The Daily Mail published an article naming Illinois as one of the ‘Worst possible states to live in’, the article used data from a 2013 Gallup survey. While it maybe five years old, some residents say the feeling remains.
“The system is messed up here,” said resident Nicholas Cooley. “There’s no money here. I just want to go somewhere different.”
For some, Illinois is the place they call, “home”, simply because of their families.
“We had left for a couple years for some tax reasons,” said Chicago resident Beverly Scully. “Now, we’re back and it’s working out fine. The real draw is my kids and my grandkids.”
Paul Wiese lived in Illinois for 14 years, but now lives up north in America’s dairyland.
“I think Wisconsin is a better state to live in than Illinois,” said La Crosse resident Wiese. “Even though we all complain about the government and we’ll complain about various things, we have a beautiful state.”
Wiese is among many who have left Illinois. According to the U.S. Census Bureau, Illinois has had the largest decline in population in the country over the past year.
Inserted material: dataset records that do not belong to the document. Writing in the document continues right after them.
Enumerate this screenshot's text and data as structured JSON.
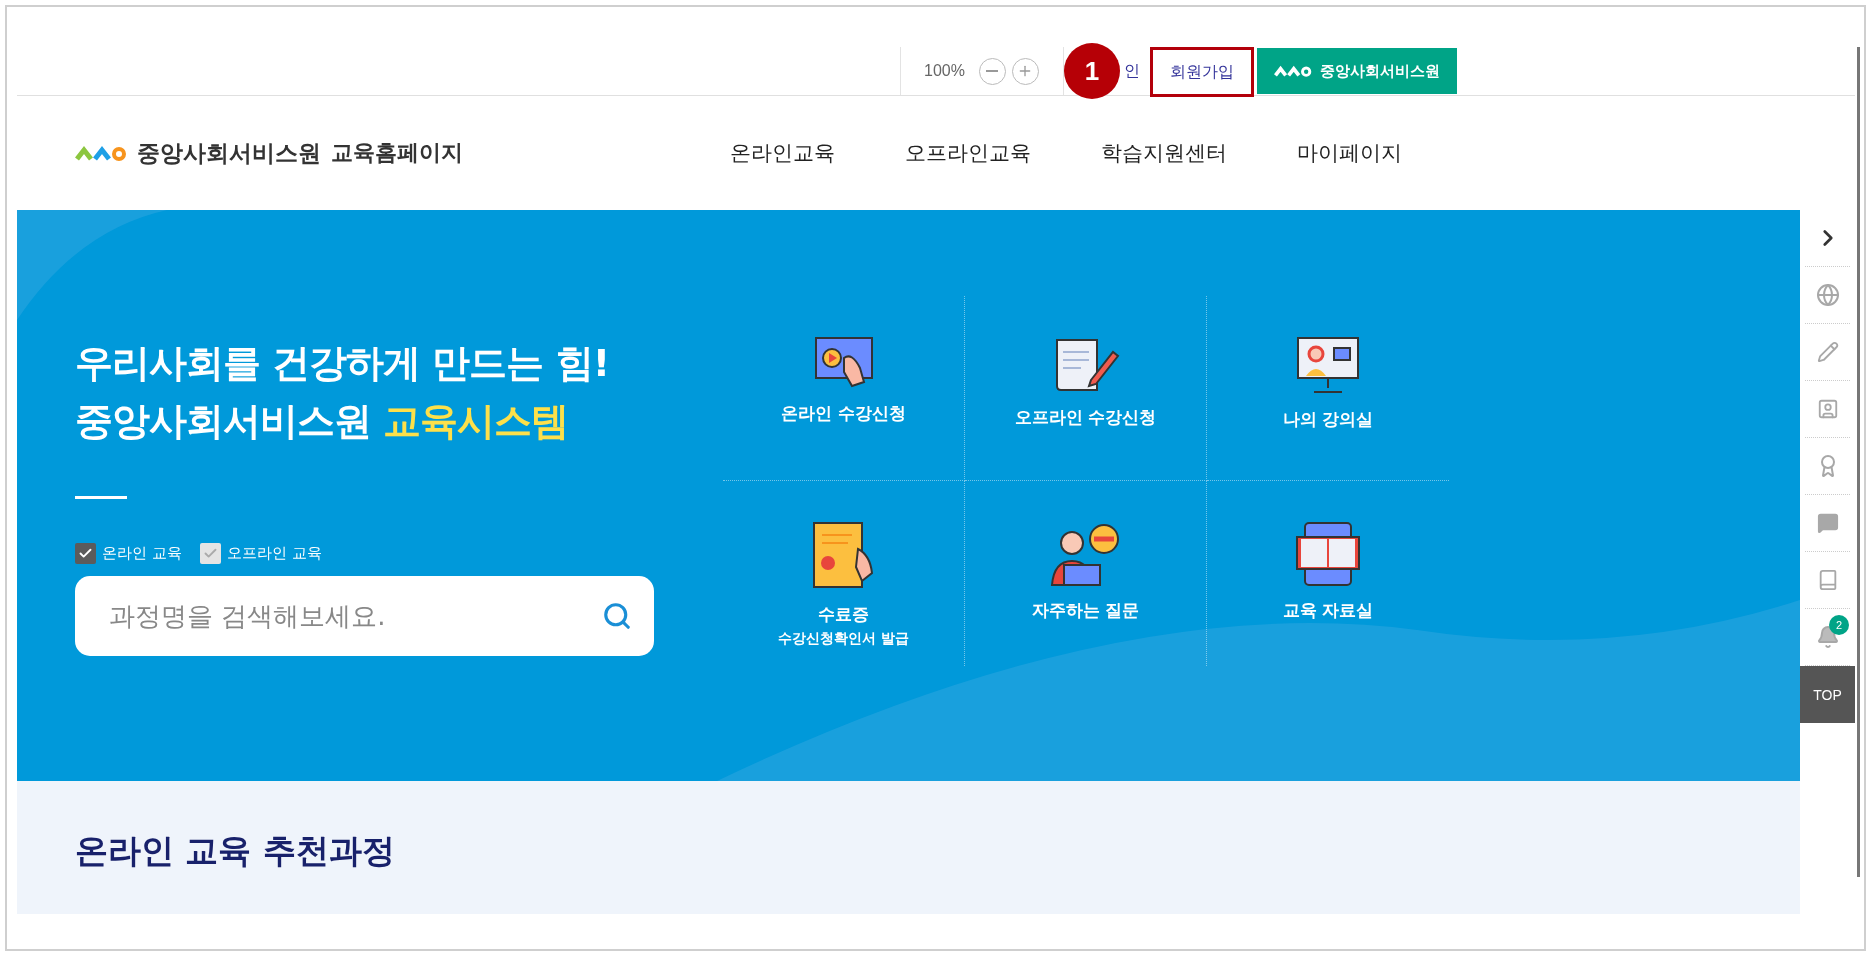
{
  "top_bar": {
    "zoom": "100%",
    "login_partial": "인",
    "signup": "회원가입",
    "org_button": "중앙사회서비스원"
  },
  "annotation": {
    "number": "1"
  },
  "header": {
    "logo_name": "중앙사회서비스원",
    "logo_sub": "교육홈페이지",
    "nav": [
      "온라인교육",
      "오프라인교육",
      "학습지원센터",
      "마이페이지"
    ]
  },
  "hero": {
    "headline_1": "우리사회를 건강하게 만드는 힘!",
    "headline_2": "중앙사회서비스원",
    "headline_2_highlight": "교육시스템",
    "filters": [
      {
        "label": "온라인 교육",
        "checked": true
      },
      {
        "label": "오프라인 교육",
        "checked": false
      }
    ],
    "search": {
      "placeholder": "과정명을 검색해보세요."
    },
    "shortcuts": [
      {
        "kind": "online",
        "label": "온라인 수강신청"
      },
      {
        "kind": "offline",
        "label": "오프라인 수강신청"
      },
      {
        "kind": "classroom",
        "label": "나의 강의실"
      },
      {
        "kind": "certificate",
        "label": "수료증",
        "sublabel": "수강신청확인서 발급"
      },
      {
        "kind": "faq",
        "label": "자주하는 질문"
      },
      {
        "kind": "library",
        "label": "교육 자료실"
      }
    ]
  },
  "side_panel": {
    "notification_count": "2",
    "top": "TOP"
  },
  "section": {
    "title": "온라인 교육 추천과정"
  }
}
Rockford University Associate Professor Robert Evans says that becomes a problem after the next census when the amount of representation Illinois has in Congress shrinks with it.
“There are fewer votes in Congress for bills to help Illinois,” said Evans. “It’s harder to get money from the federal government to come to Illinois because we have fewer and fewer seats in Congress.”
Moving forward, Evans says Illinois has to learn from other states like Wisconsin and Indiana — where resident satisfaction is much higher. “There’s got to be a lesson for us. If there’s  other states, there ought to be at least 20 lessons or something, that we could learn from other states.”
If Illinois keeps losing population at its current pace, we could lose two congressional seats after the next census.